new opera of Prokofiev shows serious defects from the ideological and
artistic point of view. Prokofiev’s music is in direct
contradiction to the text and the dramatic action. The Soviet
spectator is outraged to see the pilot, a hero of the war, depicted
as a gross marionette. Almost the entire opera is constructed on an
unmelodious musical declamation and the few songs introduced by the
author cannot save the situation.
Khrennikov, Central Committee denunciation of Prokofiev 21 December

was the kind of deadly nonsense that composers like Prokofiev,
Shostakovich and Myaskovsky would have had to deal with along with
attending the suffocatingly boring but equally deadly meetings of the
Central Committee where lesser composers and stupid musical
bureaucrats would fall over themselves to denounce their music in
public. The end result of these so-called Zhdanov purges was that the
three composers – and many others – were stripped of their
teaching posts and had performances of their works banned. Prokofiev
ultimately regained favour through writing a Soviet-style cantata,
Guard for Peace
a children’s Suite,
the meantime he was persuaded by Slava Rostropovich to write him a
Cello Sonata.

is said to have premiered 117 new works.
had works written for him not only by Prokofiev and Shostakovich, but
also by other leading composers such as Schnittke, Gubaidulina,
Khachaturian, Penderecki, Lutoslawski, Britten, Dutilleux, Messiaen,
Bernstein and Piazzolla. He was barely twenty when he first met
Prokofiev after he performed his neglected Cello Concerto. The
composer was inspired to write his Cello Sonata after he heard
Rostropovich play Myaskovsky’s second Cello Sonata. Rostropovich
then recruited Sviatoslav Richter to be his pianist, a dream team it
would be hard to match.

his memoirs Richter notes
gave the first performance of Prokofiev’s Cello Sonata. Before
playing it in concert, we had to perform it at the Composer’s Union,
where these gentlemen decided the fate of all new works. During this
period more than any other, they needed to work out whether Prokofiev
had produced a new masterpiece or, conversely, a piece that was
‘hostile to the spirit of the people.’ Three monthes later, we had to
play it again at a plenary session of all the composers who sat on
the Radio Committee, and it wasn’t until the following year that we
were able to perform it in public, in the Small Hall of the Moscow
Conservatory on March 1, 1950.
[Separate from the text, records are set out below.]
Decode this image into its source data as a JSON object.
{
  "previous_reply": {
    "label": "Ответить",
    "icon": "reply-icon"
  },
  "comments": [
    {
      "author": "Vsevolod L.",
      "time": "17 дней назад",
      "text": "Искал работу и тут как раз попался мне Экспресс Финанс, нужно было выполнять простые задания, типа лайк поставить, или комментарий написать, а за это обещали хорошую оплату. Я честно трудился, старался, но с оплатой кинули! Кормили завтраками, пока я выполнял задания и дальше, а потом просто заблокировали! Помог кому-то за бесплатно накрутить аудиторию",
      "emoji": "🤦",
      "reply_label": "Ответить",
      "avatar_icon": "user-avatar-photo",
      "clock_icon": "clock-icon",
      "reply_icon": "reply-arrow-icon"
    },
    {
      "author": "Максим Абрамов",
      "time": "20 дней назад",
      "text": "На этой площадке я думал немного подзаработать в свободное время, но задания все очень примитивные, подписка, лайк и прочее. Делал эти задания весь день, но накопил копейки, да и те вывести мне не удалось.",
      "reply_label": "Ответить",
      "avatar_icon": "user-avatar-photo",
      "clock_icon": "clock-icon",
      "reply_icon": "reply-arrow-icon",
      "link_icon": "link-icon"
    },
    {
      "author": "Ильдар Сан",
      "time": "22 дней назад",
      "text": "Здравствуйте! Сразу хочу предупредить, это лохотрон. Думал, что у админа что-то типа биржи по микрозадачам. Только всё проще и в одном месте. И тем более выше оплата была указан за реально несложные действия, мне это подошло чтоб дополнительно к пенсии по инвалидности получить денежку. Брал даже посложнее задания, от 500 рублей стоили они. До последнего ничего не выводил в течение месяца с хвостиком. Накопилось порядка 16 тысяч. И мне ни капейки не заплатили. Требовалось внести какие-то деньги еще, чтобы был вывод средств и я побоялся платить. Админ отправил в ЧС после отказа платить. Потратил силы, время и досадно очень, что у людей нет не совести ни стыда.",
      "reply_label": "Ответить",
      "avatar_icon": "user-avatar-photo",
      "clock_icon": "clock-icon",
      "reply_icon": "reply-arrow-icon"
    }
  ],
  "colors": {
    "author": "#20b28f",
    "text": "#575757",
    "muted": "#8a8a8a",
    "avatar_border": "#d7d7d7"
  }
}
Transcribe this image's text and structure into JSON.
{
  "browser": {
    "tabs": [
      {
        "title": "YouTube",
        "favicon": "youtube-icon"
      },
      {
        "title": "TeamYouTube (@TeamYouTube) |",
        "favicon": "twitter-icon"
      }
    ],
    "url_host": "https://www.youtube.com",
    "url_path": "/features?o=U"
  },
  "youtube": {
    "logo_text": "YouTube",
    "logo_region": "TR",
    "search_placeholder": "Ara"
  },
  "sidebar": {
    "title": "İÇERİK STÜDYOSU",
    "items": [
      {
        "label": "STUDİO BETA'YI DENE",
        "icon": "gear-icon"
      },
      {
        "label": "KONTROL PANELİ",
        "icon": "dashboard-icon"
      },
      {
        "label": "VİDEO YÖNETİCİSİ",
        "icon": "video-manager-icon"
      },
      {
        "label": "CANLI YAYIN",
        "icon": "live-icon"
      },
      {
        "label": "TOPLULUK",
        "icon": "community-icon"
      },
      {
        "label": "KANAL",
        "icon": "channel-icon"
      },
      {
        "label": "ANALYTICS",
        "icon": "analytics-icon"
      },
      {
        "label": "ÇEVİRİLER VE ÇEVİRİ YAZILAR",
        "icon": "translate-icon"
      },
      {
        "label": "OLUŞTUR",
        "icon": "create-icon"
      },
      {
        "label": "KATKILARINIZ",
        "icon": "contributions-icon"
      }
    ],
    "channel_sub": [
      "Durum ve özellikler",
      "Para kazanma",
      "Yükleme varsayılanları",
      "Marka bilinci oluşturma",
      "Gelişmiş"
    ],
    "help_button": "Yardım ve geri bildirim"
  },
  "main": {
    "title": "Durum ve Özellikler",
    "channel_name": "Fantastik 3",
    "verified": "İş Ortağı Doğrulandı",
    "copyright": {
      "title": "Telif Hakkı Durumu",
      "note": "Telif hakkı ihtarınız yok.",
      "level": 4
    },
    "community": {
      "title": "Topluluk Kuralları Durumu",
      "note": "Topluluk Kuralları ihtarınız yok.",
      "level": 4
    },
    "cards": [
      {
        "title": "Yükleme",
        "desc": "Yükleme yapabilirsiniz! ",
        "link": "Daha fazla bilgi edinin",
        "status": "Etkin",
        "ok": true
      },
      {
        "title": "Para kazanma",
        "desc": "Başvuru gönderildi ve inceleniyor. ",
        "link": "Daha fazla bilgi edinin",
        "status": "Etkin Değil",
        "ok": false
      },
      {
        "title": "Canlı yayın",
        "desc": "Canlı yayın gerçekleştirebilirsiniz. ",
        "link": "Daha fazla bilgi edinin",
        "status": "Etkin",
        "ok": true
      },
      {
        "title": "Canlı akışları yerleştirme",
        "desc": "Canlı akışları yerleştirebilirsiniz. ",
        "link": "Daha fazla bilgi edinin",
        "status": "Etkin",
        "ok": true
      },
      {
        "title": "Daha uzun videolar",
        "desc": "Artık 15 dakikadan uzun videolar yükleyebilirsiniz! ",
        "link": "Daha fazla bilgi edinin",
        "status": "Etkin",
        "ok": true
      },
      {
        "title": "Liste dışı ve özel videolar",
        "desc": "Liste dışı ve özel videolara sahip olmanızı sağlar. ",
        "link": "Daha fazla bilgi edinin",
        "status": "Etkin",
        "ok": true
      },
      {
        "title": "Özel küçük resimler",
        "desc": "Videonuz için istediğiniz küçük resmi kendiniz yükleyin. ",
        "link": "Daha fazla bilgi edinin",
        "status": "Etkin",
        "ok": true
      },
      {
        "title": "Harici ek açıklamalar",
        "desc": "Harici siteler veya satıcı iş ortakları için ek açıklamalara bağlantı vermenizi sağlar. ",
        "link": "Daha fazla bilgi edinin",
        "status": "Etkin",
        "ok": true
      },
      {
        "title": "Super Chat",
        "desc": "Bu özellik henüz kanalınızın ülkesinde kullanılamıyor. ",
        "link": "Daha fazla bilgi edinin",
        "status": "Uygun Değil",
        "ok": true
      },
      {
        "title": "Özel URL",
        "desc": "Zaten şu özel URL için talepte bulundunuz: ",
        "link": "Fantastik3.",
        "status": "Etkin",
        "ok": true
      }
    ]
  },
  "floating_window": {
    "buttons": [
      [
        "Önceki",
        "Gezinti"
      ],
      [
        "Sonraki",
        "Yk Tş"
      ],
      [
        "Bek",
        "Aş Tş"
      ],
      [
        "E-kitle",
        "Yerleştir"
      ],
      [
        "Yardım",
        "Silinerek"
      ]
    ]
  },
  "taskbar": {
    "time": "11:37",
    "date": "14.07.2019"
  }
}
this time, four years before his death, far from well and battered by
the strain of surviving under Soviet conditions, Prokofiev’s music
no longer had that acerbic provocative edge, instead his lyricism is
here coupled with a warm sense of humour, unrivalled melodic
invention and brilliant virtuosity. The endless succession of
colourful new melodies can seem like a glorious fairy-tale with
gallant dance tunes, the occasional glimpse of darkness, several
love-songs and much witty repartee.